Anxiety Feels, starting with “I don’t wanna be on those pills”, serves as a sonic anti-depressant with its laidback rhythm and beautifully clean guitar lines. This paired with lyrics, that feel way too close to home within the mental health crisis that we are facing at the moment, at least lets you know that what your feeling is normal. They Bite On You, the next track, feels like it’s from a very similar place both sonically and lyrically, possessing an almost melancholic reassurance. 

Bang, track 11, sonically feels like you are now pulling yourself out of the hole you were just in and highlights just how well this track list is put together. Each song feeds into the next so well that it can nearly pass off as a Tubular Bells-esque 45+ minute track.

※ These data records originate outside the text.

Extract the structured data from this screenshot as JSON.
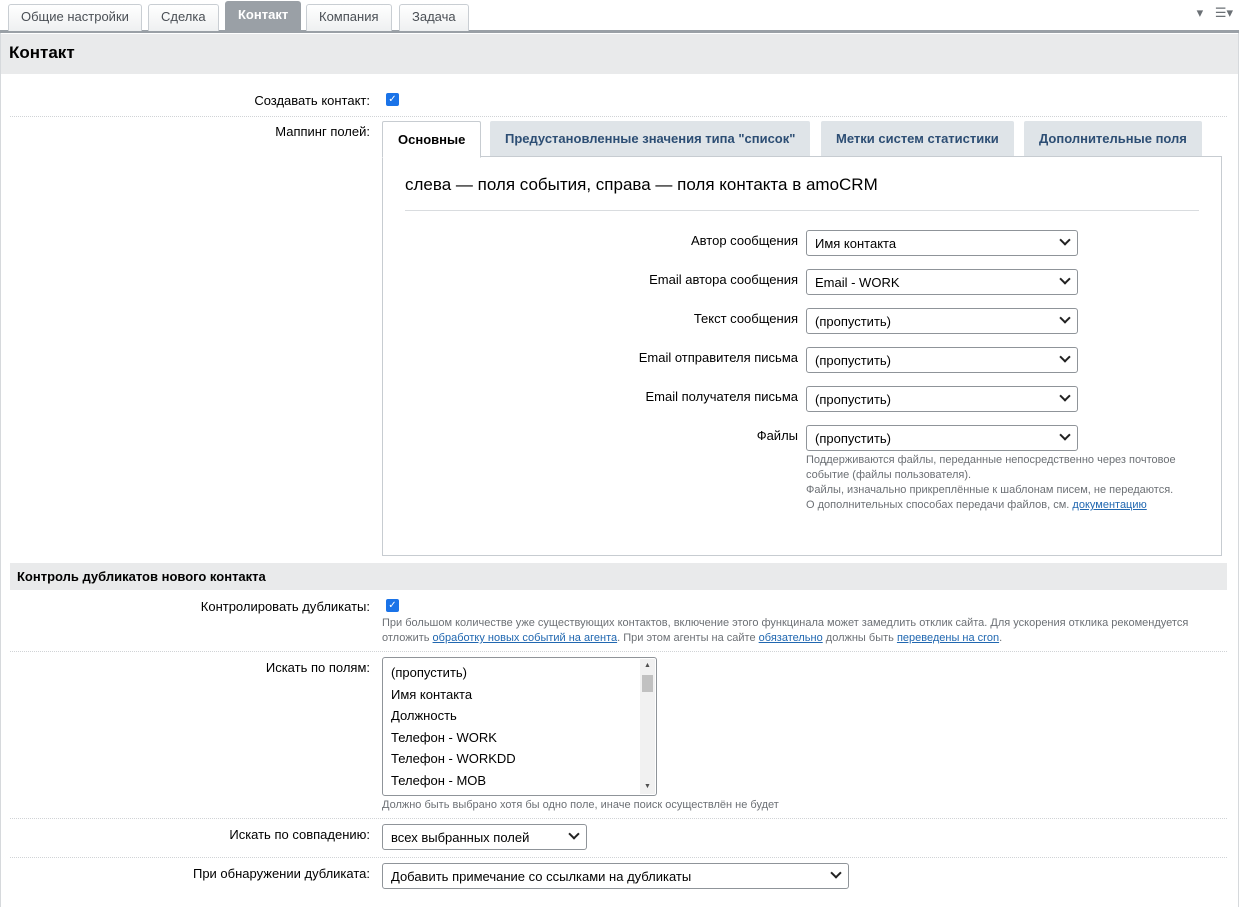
{
  "top_tabs": [
    "Общие настройки",
    "Сделка",
    "Контакт",
    "Компания",
    "Задача"
  ],
  "top_tabs_active_index": 2,
  "page_title": "Контакт",
  "create_contact": {
    "label": "Создавать контакт:",
    "checked": true
  },
  "mapping": {
    "label": "Маппинг полей:",
    "tabs": [
      "Основные",
      "Предустановленные значения типа \"список\"",
      "Метки систем статистики",
      "Дополнительные поля"
    ],
    "heading": "слева — поля события, справа — поля контакта в amoCRM",
    "rows": [
      {
        "label": "Автор сообщения",
        "value": "Имя контакта"
      },
      {
        "label": "Email автора сообщения",
        "value": "Email - WORK"
      },
      {
        "label": "Текст сообщения",
        "value": "(пропустить)"
      },
      {
        "label": "Email отправителя письма",
        "value": "(пропустить)"
      },
      {
        "label": "Email получателя письма",
        "value": "(пропустить)"
      },
      {
        "label": "Файлы",
        "value": "(пропустить)"
      }
    ],
    "files_hint": {
      "line1": "Поддерживаются файлы, переданные непосредственно через почтовое",
      "line2": "событие (файлы пользователя).",
      "line3": "Файлы, изначально прикреплённые к шаблонам писем, не передаются.",
      "line4": "О дополнительных способах передачи файлов, см.",
      "link": "документацию"
    }
  },
  "duplicates": {
    "section_title": "Контроль дубликатов нового контакта",
    "control_label": "Контролировать дубликаты:",
    "control_checked": true,
    "hint": {
      "line1": "При большом количестве уже существующих контактов, включение этого функцинала может замедлить отклик сайта. Для ускорения отклика рекомендуется",
      "pre": "отложить",
      "link1": "обработку новых событий на агента",
      "mid": ". При этом агенты на сайте",
      "link2": "обязательно",
      "mid2": "должны быть",
      "link3": "переведены на cron",
      "end": "."
    },
    "search_fields_label": "Искать по полям:",
    "search_fields_options": [
      "(пропустить)",
      "Имя контакта",
      "Должность",
      "Телефон - WORK",
      "Телефон - WORKDD",
      "Телефон - MOB"
    ],
    "search_fields_hint": "Должно быть выбрано хотя бы одно поле, иначе поиск осуществлён не будет",
    "match_label": "Искать по совпадению:",
    "match_value": "всех выбранных полей",
    "on_duplicate_label": "При обнаружении дубликата:",
    "on_duplicate_value": "Добавить примечание со ссылками на дубликаты"
  }
}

Where Do We Go starts off with an almost clean sounding bassline and vocals that seem to waltz between it until exploding into yet more trademark Goat Girl chanting. This then rinses and repeats to great effect, I mean it certainly isn’t broke and Goat Girl seem to have no plans of trying to fix it. “Where do we go from here?” is repeated at the end in what almost feels like an admission of creative burnout. However, the listener doesn’t have to fear because it is followed up straight away by final track A-Men, which truly feels like the afterglow of the whole album. Again, Goat Girl create an instrumental that fits so well into their world, showcasing the absolute, unfaltering understanding they have of themselves. Guitar lines dance in and out of the song seemingly as they please and it all ends just as peacefully as you have come to expect.

If Blanketman were my surprise of the year On All Fours is comfortably the most predictable thing to happen, both musically and other, in the past 10 months. I don’t think anyone was expecting anything less and yet with all that expectation Goat Girl still deliver what will be one of the best albums of 2021. From next week: What are you even doing still reading this? Go and listen to it. Go! This isn’t the fucking end of Ferris Bueller, stop living in a world where you haven’t heard this album.

On All Fours is released via Rough Trade Records on Friday Jan 29.